[BRIEF]
Each line in the data holding "Polizeistation" should be listed.

________________________________________

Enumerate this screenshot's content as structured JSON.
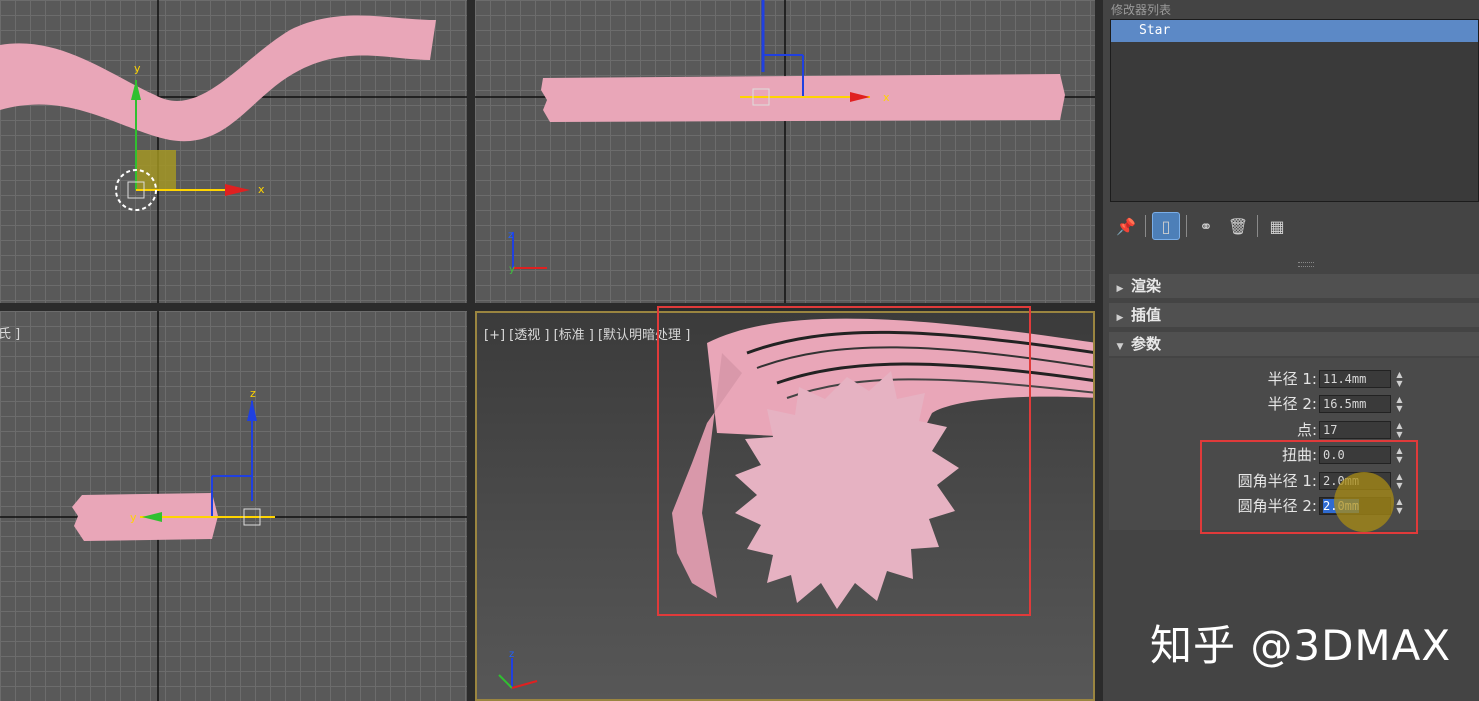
{
  "viewports": {
    "bottom_left_label": "氏 ]",
    "perspective_label": "[+] [透视 ] [标准 ] [默认明暗处理 ]",
    "axis": {
      "x": "x",
      "y": "y",
      "z": "z"
    }
  },
  "panel": {
    "modifier_stack_title": "修改器列表",
    "modifier_items": [
      "Star"
    ],
    "rollouts": {
      "render": "渲染",
      "interpolation": "插值",
      "parameters": "参数"
    },
    "params": [
      {
        "label": "半径 1:",
        "value": "11.4mm"
      },
      {
        "label": "半径 2:",
        "value": "16.5mm"
      },
      {
        "label": "点:",
        "value": "17"
      },
      {
        "label": "扭曲:",
        "value": "0.0"
      },
      {
        "label": "圆角半径 1:",
        "value": "2.0mm"
      },
      {
        "label": "圆角半径 2:",
        "value": "2.0mm"
      }
    ]
  },
  "watermark": "知乎 @3DMAX",
  "colors": {
    "shape_pink": "#e9a6b8",
    "highlight_red": "#e03a3a",
    "selection_blue": "#5c89c6"
  }
}
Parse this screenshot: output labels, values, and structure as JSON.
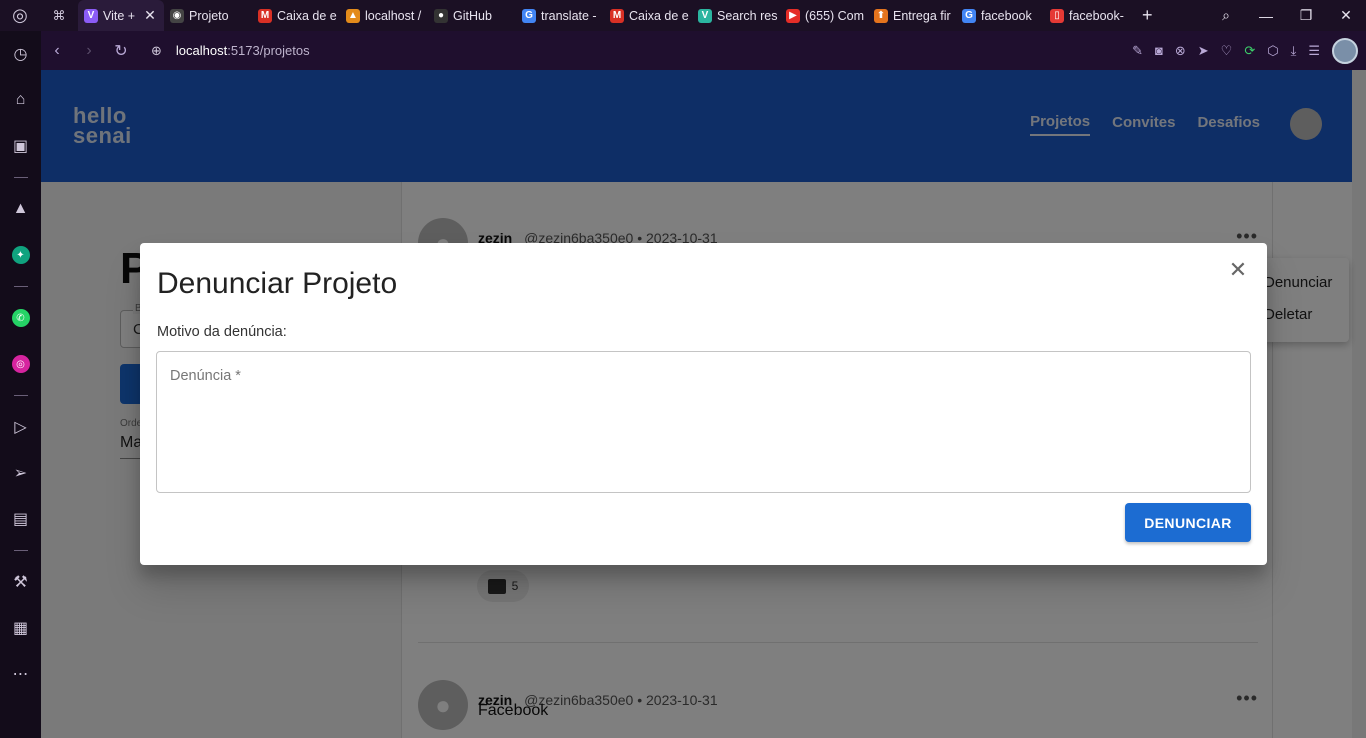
{
  "browser": {
    "tabs": [
      {
        "label": "Vite +",
        "active": true,
        "fav": "V",
        "color": "#8b5cf6"
      },
      {
        "label": "Projeto",
        "active": false,
        "fav": "◉",
        "color": "#444"
      },
      {
        "label": "Caixa de e",
        "active": false,
        "fav": "M",
        "color": "#d93025"
      },
      {
        "label": "localhost /",
        "active": false,
        "fav": "▲",
        "color": "#e38b1b"
      },
      {
        "label": "GitHub",
        "active": false,
        "fav": "●",
        "color": "#333"
      },
      {
        "label": "translate -",
        "active": false,
        "fav": "G",
        "color": "#4285f4"
      },
      {
        "label": "Caixa de e",
        "active": false,
        "fav": "M",
        "color": "#d93025"
      },
      {
        "label": "Search res",
        "active": false,
        "fav": "V",
        "color": "#2bb5a0"
      },
      {
        "label": "(655) Com",
        "active": false,
        "fav": "▶",
        "color": "#e52d27"
      },
      {
        "label": "Entrega fir",
        "active": false,
        "fav": "⬆",
        "color": "#e5741d"
      },
      {
        "label": "facebook",
        "active": false,
        "fav": "G",
        "color": "#4285f4"
      },
      {
        "label": "facebook-",
        "active": false,
        "fav": "▯",
        "color": "#e53935"
      }
    ],
    "url_host": "localhost",
    "url_path": ":5173/projetos"
  },
  "header": {
    "logo_line1": "hello",
    "logo_line2": "senai",
    "nav": [
      "Projetos",
      "Convites",
      "Desafios"
    ]
  },
  "leftpanel": {
    "title_char": "P",
    "search_label": "B",
    "search_value": "C",
    "order_label": "Orde",
    "order_value": "Ma"
  },
  "feed": {
    "post1": {
      "username": "zezin",
      "handle": "@zezin6ba350e0",
      "date": "2023-10-31",
      "comments": "5"
    },
    "post2": {
      "username": "zezin",
      "handle": "@zezin6ba350e0",
      "date": "2023-10-31",
      "text": "Facebook"
    }
  },
  "menu": {
    "items": [
      "Denunciar",
      "Deletar"
    ]
  },
  "dialog": {
    "title": "Denunciar Projeto",
    "label": "Motivo da denúncia:",
    "placeholder": "Denúncia *",
    "submit": "DENUNCIAR"
  }
}
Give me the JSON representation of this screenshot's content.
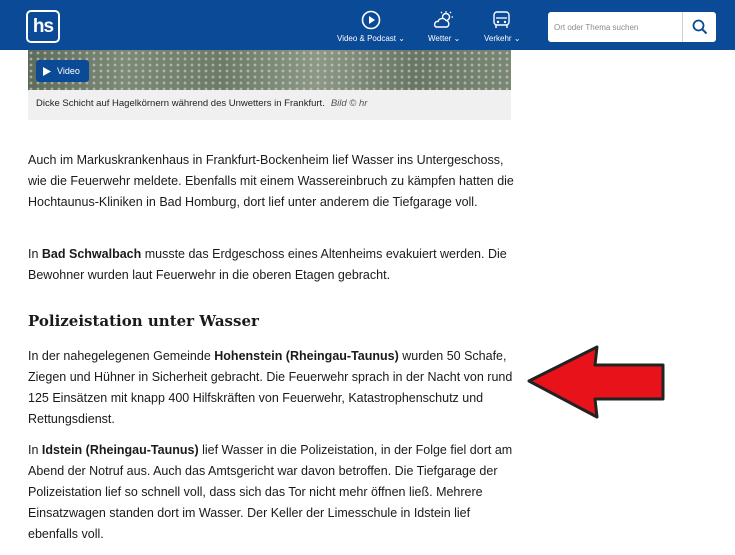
{
  "header": {
    "logo_text": "hs",
    "nav": [
      {
        "label": "Video & Podcast",
        "icon": "play-circle-icon"
      },
      {
        "label": "Wetter",
        "icon": "weather-icon"
      },
      {
        "label": "Verkehr",
        "icon": "car-icon"
      }
    ],
    "search": {
      "placeholder": "Ort oder Thema suchen"
    },
    "colors": {
      "brand": "#0b4a96"
    }
  },
  "media": {
    "badge_label": "Video",
    "caption": "Dicke Schicht auf Hagelkörnern während des Unwetters in Frankfurt.",
    "credit": "Bild © hr"
  },
  "article": {
    "p1": "Auch im Markuskrankenhaus in Frankfurt-Bockenheim lief Wasser ins Untergeschoss, wie die Feuerwehr meldete. Ebenfalls mit einem Wassereinbruch zu kämpfen hatten die Hochtaunus-Kliniken in Bad Homburg, dort lief unter anderem die Tiefgarage voll.",
    "p2": {
      "pre": "In ",
      "bold": "Bad Schwalbach",
      "post": " musste das Erdgeschoss eines Altenheims evakuiert werden. Die Bewohner wurden laut Feuerwehr in die oberen Etagen gebracht."
    },
    "heading": "Polizeistation unter Wasser",
    "p3": {
      "pre": "In der nahegelegenen Gemeinde ",
      "bold": "Hohenstein (Rheingau-Taunus)",
      "post": " wurden 50 Schafe, Ziegen und Hühner in Sicherheit gebracht. Die Feuerwehr sprach in der Nacht von rund 125 Einsätzen mit knapp 400 Hilfskräften von Feuerwehr, Katastrophenschutz und Rettungsdienst."
    },
    "p4": {
      "pre": "In ",
      "bold": "Idstein (Rheingau-Taunus)",
      "post": " lief Wasser in die Polizeistation, in der Folge fiel dort am Abend der Notruf aus. Auch das Amtsgericht war davon betroffen. Die Tiefgarage der Polizeistation lief so schnell voll, dass sich das Tor nicht mehr öffnen ließ. Mehrere Einsatzwagen standen dort im Wasser. Der Keller der Limesschule in Idstein lief ebenfalls voll."
    }
  },
  "annotation": {
    "arrow_color": "#e8121b",
    "arrow_direction": "left"
  }
}
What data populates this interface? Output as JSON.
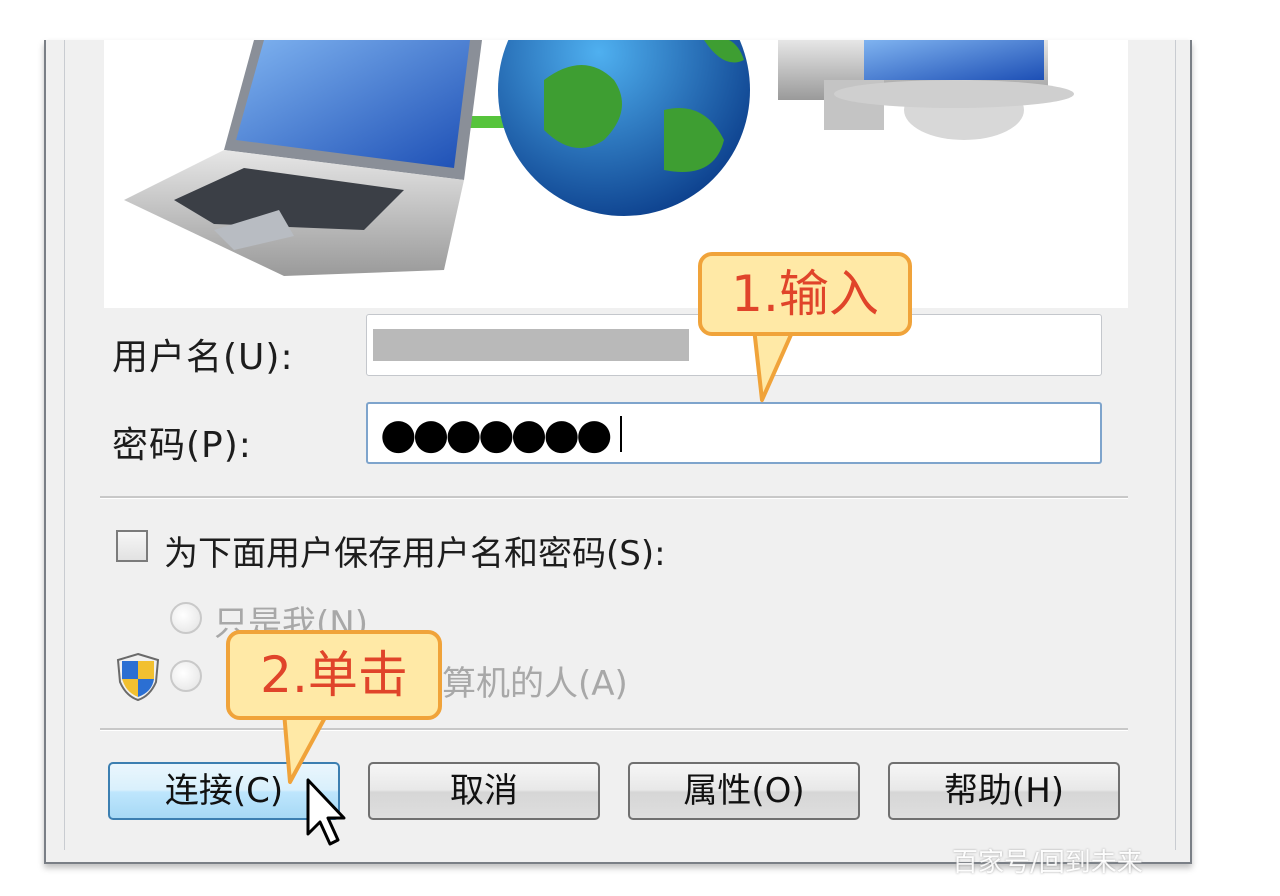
{
  "form": {
    "username_label": "用户名(U):",
    "password_label": "密码(P):",
    "password_mask": "●●●●●●●",
    "save_checkbox_label": "为下面用户保存用户名和密码(S):",
    "radio_me_only": "只是我(N)",
    "radio_anyone_suffix": "算机的人(A)"
  },
  "buttons": {
    "connect": "连接(C)",
    "cancel": "取消",
    "properties": "属性(O)",
    "help": "帮助(H)"
  },
  "annotations": {
    "step1": "1.输入",
    "step2": "2.单击"
  },
  "watermark": "百家号/回到未来",
  "icons": [
    "laptop-icon",
    "globe-icon",
    "monitor-icon",
    "shield-icon",
    "cursor-icon"
  ],
  "colors": {
    "callout_fill": "#ffe9a6",
    "callout_border": "#f0a33a",
    "callout_text": "#e0442a",
    "primary_button": "#bee6fd"
  }
}
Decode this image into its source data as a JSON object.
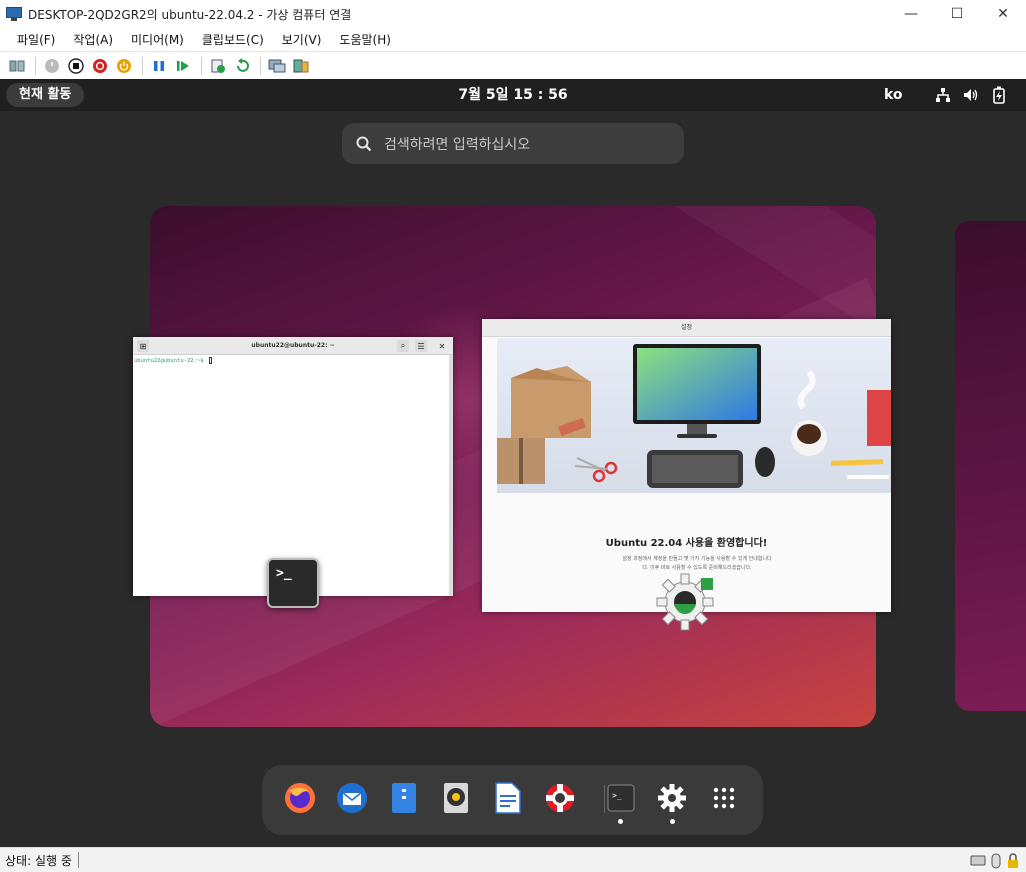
{
  "window": {
    "title": "DESKTOP-2QD2GR2의 ubuntu-22.04.2 - 가상 컴퓨터 연결",
    "minimize": "—",
    "maximize": "☐",
    "close": "✕"
  },
  "menu": [
    "파일(F)",
    "작업(A)",
    "미디어(M)",
    "클립보드(C)",
    "보기(V)",
    "도움말(H)"
  ],
  "toolbar_icons": [
    "ctrl-alt-del-icon",
    "start-icon",
    "turn-off-icon",
    "shutdown-icon",
    "save-icon",
    "pause-icon",
    "resume-icon",
    "checkpoint-icon",
    "revert-icon",
    "enhanced-session-icon",
    "share-icon"
  ],
  "ubuntu": {
    "activities": "현재 활동",
    "clock": "7월 5일  15 : 56",
    "language": "ko",
    "search_placeholder": "검색하려면 입력하십시오"
  },
  "terminal": {
    "title": "ubuntu22@ubuntu-22: ~",
    "prompt": "ubuntu22@ubuntu-22:~$ ",
    "badge_glyph": ">_"
  },
  "welcome": {
    "window_title": "설정",
    "heading": "Ubuntu 22.04 사용을 환영합니다!",
    "body_line1": "설정 과정에서 계정을 만들고 몇 가지 기능을 사용할 수 있게 안내합니다",
    "body_line2": "다. 이후 바로 사용할 수 있도록 준비해드리겠습니다."
  },
  "dock": [
    "Firefox",
    "Thunderbird",
    "Files",
    "Rhythmbox",
    "LibreOffice Writer",
    "Help",
    "Terminal",
    "Settings",
    "Show Applications"
  ],
  "status": {
    "label": "상태: 실행 중"
  },
  "colors": {
    "ubuntu_topbar": "#202020",
    "dock": "#3a3a3a",
    "wallpaper_dark": "#3b0e2c",
    "wallpaper_light": "#c8443f",
    "terminal_prompt": "#26a269"
  }
}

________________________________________

[WRITTEN ANSWER]
    "heading": "Polizeistation unter Wasser",
      "post": " lief Wasser in die Polizeistation, in der Folge fiel dort am Abend der Notruf aus. Auch das Amtsgericht war davon betroffen. Die Tiefgarage der Polizeistation lief so schnell voll, dass sich das Tor nicht mehr öffnen ließ. Mehrere Einsatzwagen standen dort im Wasser. Der Keller der Limesschule in Idstein lief ebenfalls voll."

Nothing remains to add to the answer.